DUBAI // A plan to buy back power generated from solar panels on the roofs of houses and office buildings is being considered by utility bosses.
A team of consultants has been appointed by Dubai Water and Electricity Authority (Dewa) to look at the feasibility of such a scheme.
"They are looking at technical specifications, code of connection and commercial aspects," said Saeed Al Tayer, the chief executive of Dewa. "It's still too early to say when it will be implemented."
It is the first time that Dewa has considered linking the growing off-grid solar energy market into the main electricity supply.
Last year it carried out a study to work out how much solar power is being produced outside the grid, and found that businesses and other private owners were producing around five megawatts.
Each solar panel, which measures about one square metre, produces about 130 watts - so five megawatts translates to almost 40,000 panels.

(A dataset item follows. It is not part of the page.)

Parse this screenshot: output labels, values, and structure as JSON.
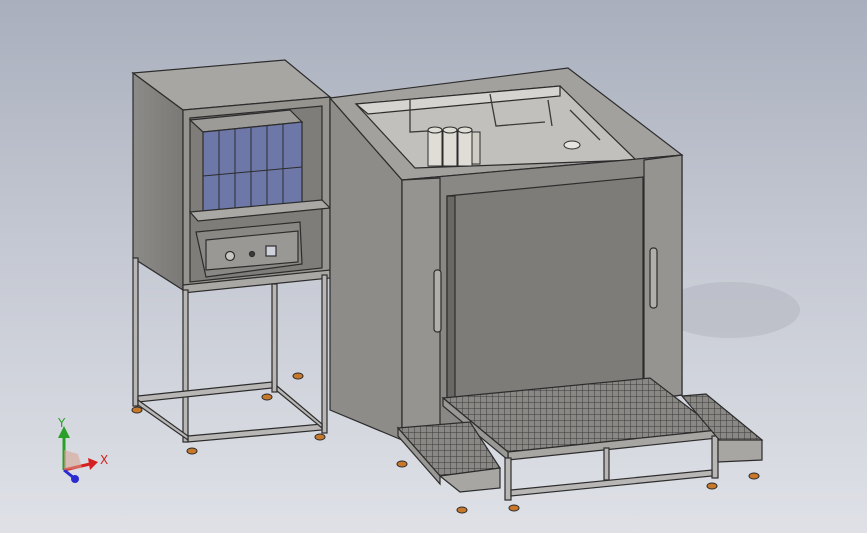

It is not clear whether those solar panels are only in Dubai, or across the whole country. At present none of that power is fed into the main grid.
The concept of buying power produced by privately owned solar panels is popular in more than 50 countries, including the European Union, and is known as a feed-in tariff. However, solar experts say other measures, like government subsidies or preferential rates on bank loans, could similarly stimulate the solar industry in Dubai.

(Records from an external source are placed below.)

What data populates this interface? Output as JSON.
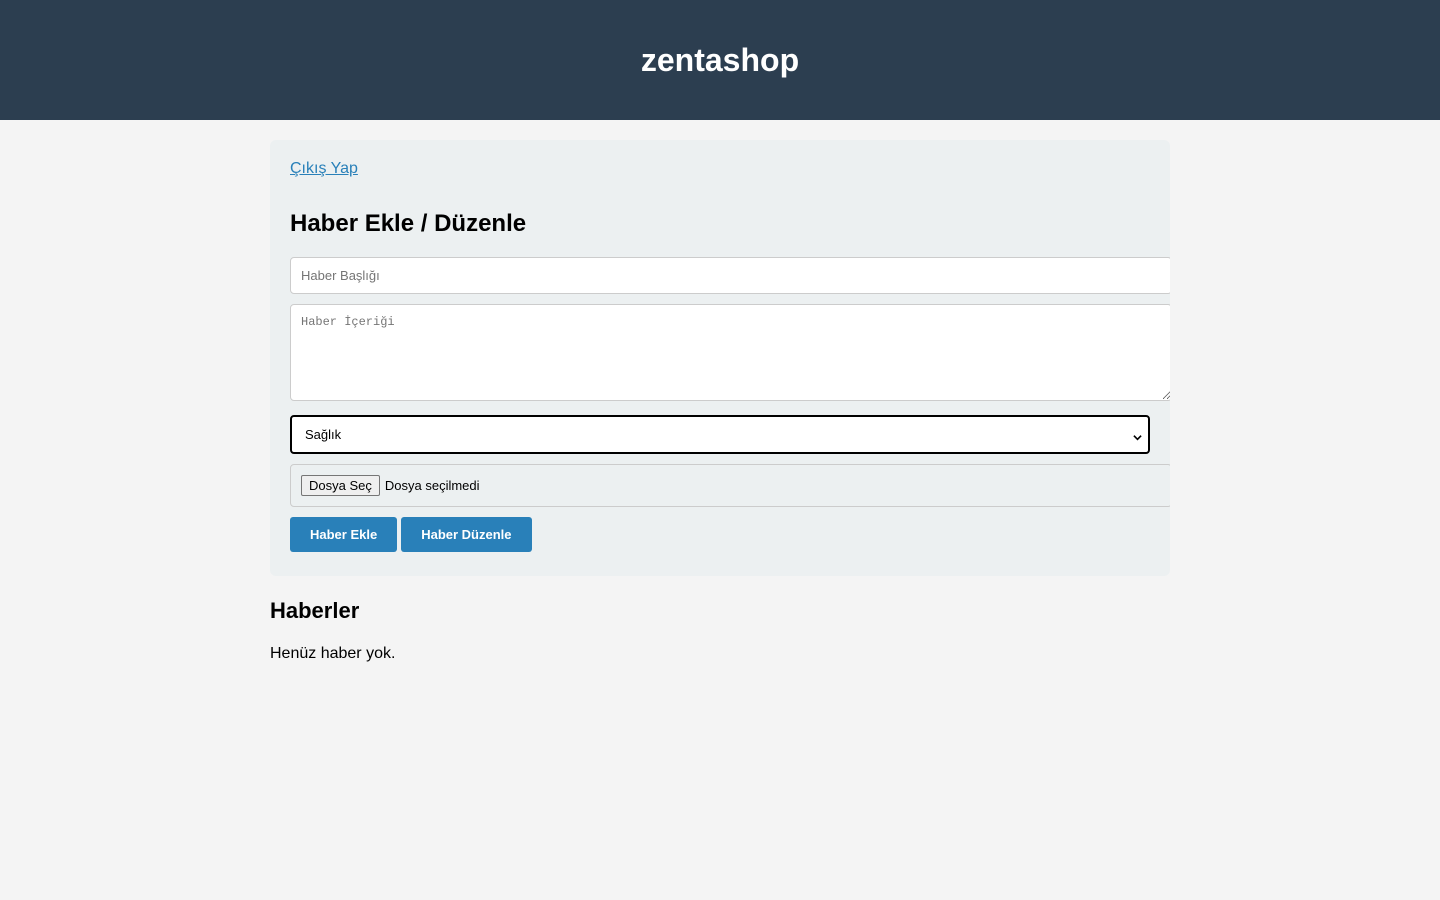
{
  "header": {
    "site_title": "zentashop"
  },
  "admin": {
    "logout_label": "Çıkış Yap",
    "form_title": "Haber Ekle / Düzenle",
    "title_placeholder": "Haber Başlığı",
    "content_placeholder": "Haber İçeriği",
    "category_selected": "Sağlık",
    "file_button_label": "Dosya Seç",
    "file_status": "Dosya seçilmedi",
    "add_button_label": "Haber Ekle",
    "edit_button_label": "Haber Düzenle"
  },
  "news": {
    "heading": "Haberler",
    "empty_message": "Henüz haber yok."
  },
  "colors": {
    "header_bg": "#2c3e50",
    "accent": "#2980b9",
    "panel_bg": "#ecf0f1",
    "page_bg": "#f4f4f4"
  }
}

"You don't necessarily need a feed-in tariff to drive the solar energy market," said Karel de Winter, the division manager for supplier Alsa Solar Systems.
"What is needed is a long-term financing mechanism, to allow the clients to spread the costs out over the longer term. "
Roof-top solar panels for a home can cost up to US$10,000 (Dh36,700) to install, and take 15 years to pay for themselves.
The study into the feasibility of feeding into the grid is being carried out by Belgium-based Tractebel.
A second contract was awarded last week to German firm ILF Consulting, for the initial stages of a huge 1,000 megawatt solar park in Dubai, worth Dh11.5billion, which will supply 5 per cent of the UAE's power needs by 2030.
The contract will see the first 10 megawatts, or about 77,000 solar panels, installed and connected to the grid by the middle of next year.